Chachki and Kitsch, 2015.
A work choreographed by Emma Batman & Mathew Heggem for a concert with Bridge & Olive Dance, performed at Triskelion Arts, Brooklyn, NY. Music: "I think I like you" by Donora, "The Sea is Calm" by CoCo Rosie, and "Sail" by AWOLNATION
The opening images starts with objects in space. Two bodies. Gold and Silver. A Man. A Woman. Chairs in the background. Shadows, Low Light. We are opening our eyes and brought into this world of movement sequences by choreographers Mathew Heggem & Emma Batman.
From this opening image, the piece embarks on a series of related sections, a collage of chachkis in the span of the work assemble to create the whole meaning behind the title.
We ask questions: What is the objectification of an object? What kind of control do these objects have on our lives? What is an object, anyways? Can it be a feeling, a memory, a sense? And within the span of our lives, we collect these things. Some of value. Some lacking much value at all. These things are our chachkies.
Playful. A little bit kitsch. Quirky, unison moments. Fun and sometimes strange, this work starts off on the lighter side.
As the dancers move through the piece, we witness manipulation and interactions between the two. Throughout the work, the phrase material articulates the technique that gives a backbone and foundation to the piece. The dancers engage their technical backgrounds to express and explore a unique movement vocabulary.
There's something surface about the work at first. The name contributes to our understanding of the lightness, or even superficiality, here. Chachkies, after all, are just objects that your parents have around the house; kitsch often lacks substance… but how we love it so!
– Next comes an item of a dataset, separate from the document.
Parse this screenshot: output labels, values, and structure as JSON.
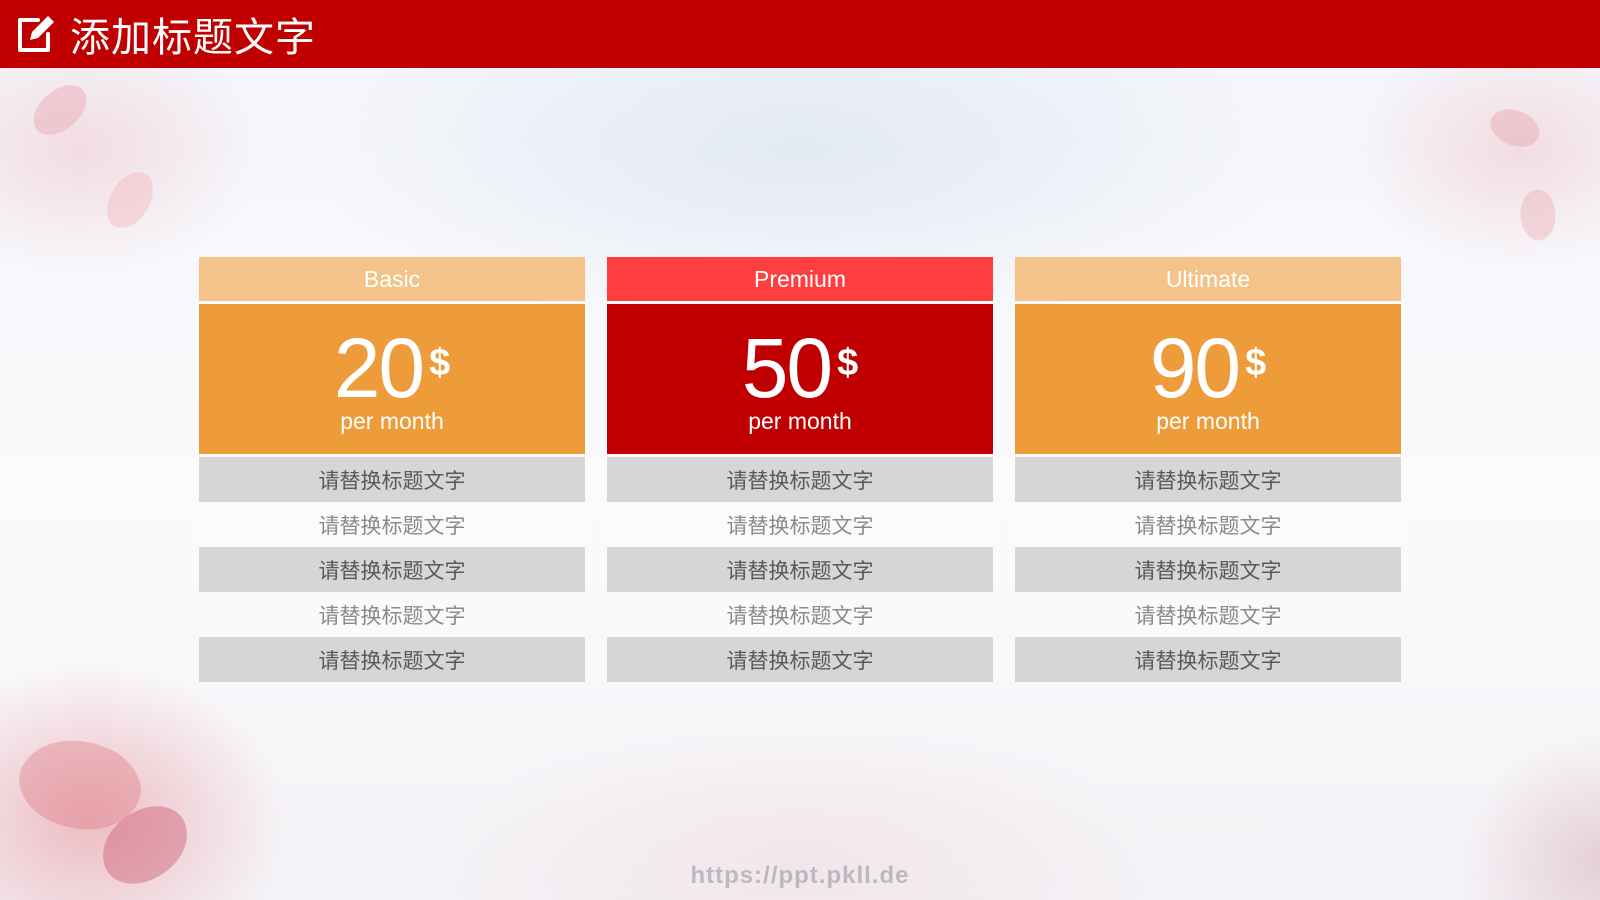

And yet, how are we being controlled by these things in our lives. How are we letting this happen? And, to what degree? These things that are tangible, real—yes— but also impermanent and self-made. Superficial. Meaningless but essential, all at the same time.
And so, we have a dark side to this work too. There's something mannequin-like and lacking in humanity about their movement at times, the partnering is not necessarily gentle or mutual, and there’s a disconnected or void between the two dancers at moments... Are we puppets on the strings of our own self-made objects? Are we automated and motivated by these objects?
What’s wrong with idolization?
Ultimately, this work suggest that there's something creepy sneaking around the objects of our lives—haunting even. It's a strange beauty that some are curious about. But it’s also the darkness in life.
The partnering too, in its tension—pushing and pulling—brings up a question about the relationship between these two bodies in space. What are they? Are they us? Are they them, these two dancers? There's something peculiar about being the observer too of this dance. The performance itself is an object of our creation. As an audience member, we're actively participating in this objectification. Are we aware of this? What does this awareness mean?
We are left asking ourselves: What can we do to influence these objects? Can we reclaim them on our journey? Make them us. How do we shape the things in our world? And, is it the right thing to do?
A little bit sexy; an eclectic music selection; light partnering with a good amount of phrase work; play of techniques and individual performance style; timing and structure are important to this composition.